Preparing people for the future of work
As it helps to build a more equitable and inclusive society, Unilever recognizes that changes to the world of work will affect the employment prospects of many people. Many current ways of working--roles, places, hours, skills--are rapidly evolving. Unilever has a responsibility to generate and sustain employability, by preparing its employees and other people beyond its organization for the societal and technological changes that are taking place.
The company will ensure that all employees are reskilled or upskilled to have a future-fit skillset, by 2025. While it may not be able to offer permanent, full-time, fixed jobs for life, Unilever wants to ensure that employees are equipped with the skills required to protect their livelihoods, whether within or outside of Unilever. In addition to skills development, the company will pioneer new employment models and provide its people with flexible employment options, by 2030. Partnering with unions and employee representatives, the company will develop and pilot new ways of working, to offer both security and flexibility. These include options such as flexible employment contracts with benefits such as pension plans, or offering time off work to study or re-train. This will create an environment that values openness and adaptability, elevates talent and performance, and builds resilience.
Beyond its organization, Unilever will help equip 10m young people with essential skills to prepare them for job opportunities, by 2030. By investing in skills-building and providing work experience opportunities for young people, Unilever will drive growth, and accelerate digital capabilities; building expertise and increasing productivity. The company is working with partners on LevelUp--a youth employability platform--to provide a one-stop shop for young people to discover their purpose, get access to training, volunteering and work experiences. The company will also grow its apprenticeship schemes around the world, and work with suppliers and distributors, to build vocational skills and share job opportunities, to help young people to get into work.
Gabriela Bucher, executive director, Oxfam International, commented: “Unilever’s plan shows the kind of responsible action needed from the private sector that can have a great impact on tackling inequality, and help to build a world in which everyone has the power to thrive, not just survive. We welcome Unilever’s commitments for living wages and farmer incomes in the global supply chain--an important step in the right direction--and are proud to have been a partner of Unilever as it formed this ambitious new plan. How it is implemented is also crucial. We will work alongside Unilever as it does this, helping it to deliver for under-represented groups, to accelerate their systemic changes and to shift industry practice and laws.”
Professor John Ruggie, Harvard University, former U.N. Secretary General’s Special Representative for Business and Human Rights, member of the Unilever Sustainability Advisory Council, commented: “The right to an adequate standard of living is a fundamental human right--sadly one that many of millions of people around the world are unable to access.
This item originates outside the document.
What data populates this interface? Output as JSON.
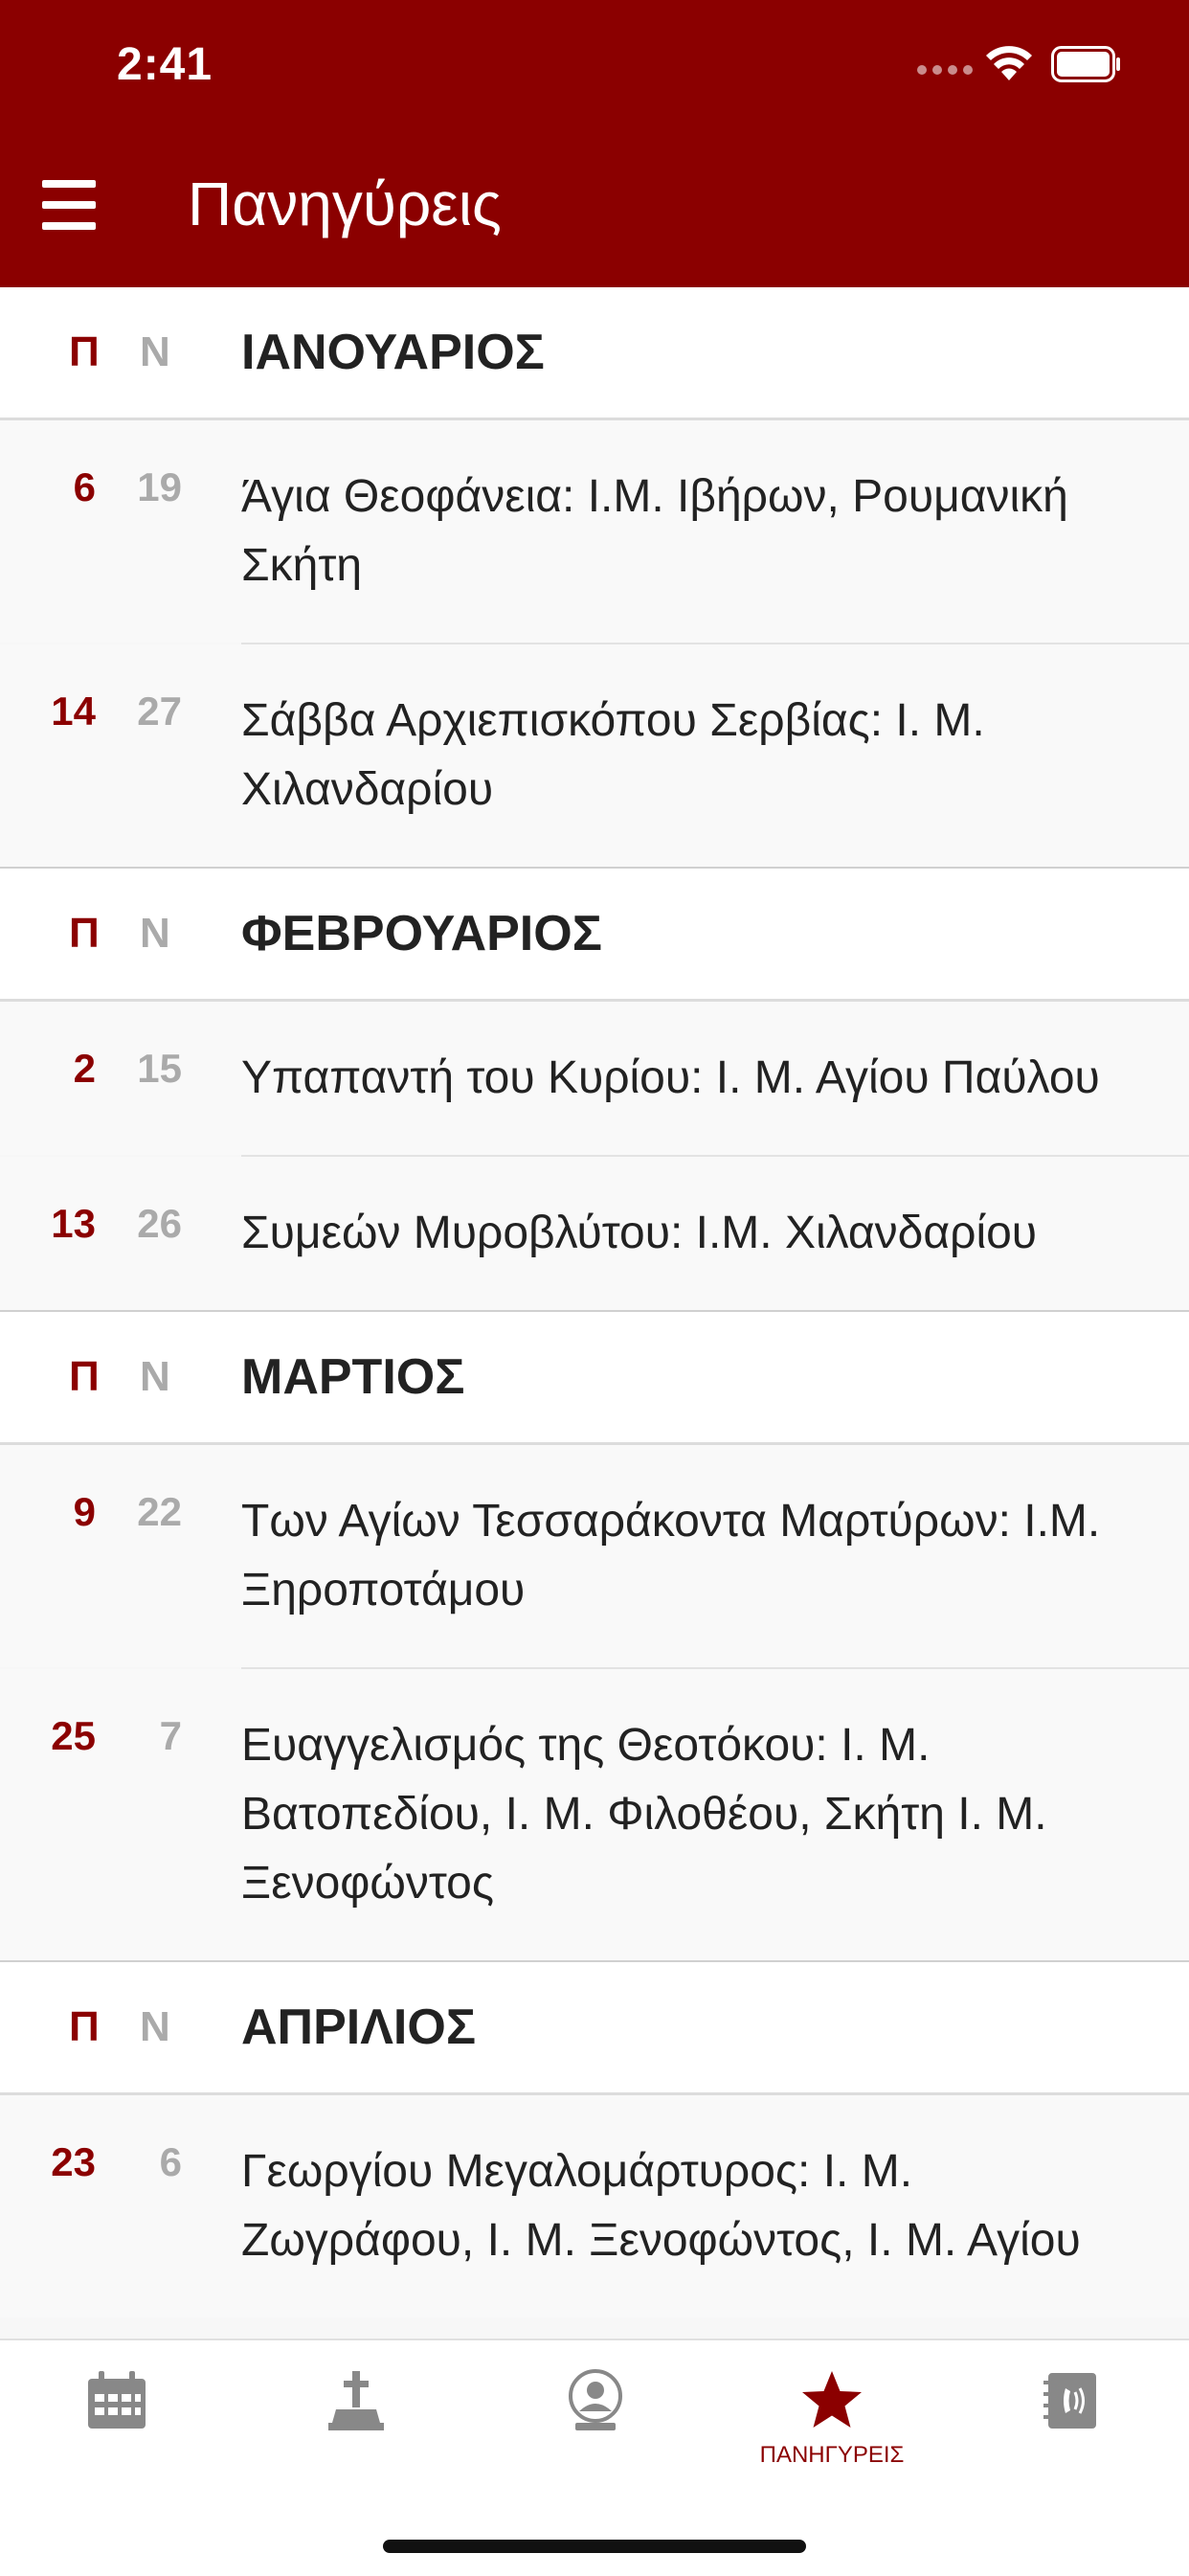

Decent work, enough to adequately maintain yourself and your family not only helps people escape poverty but helps economic and social development too. So I commend Unilever for its foresighted announcement today as it continues the evolution of its social ambition, founded on the respect for human rights.”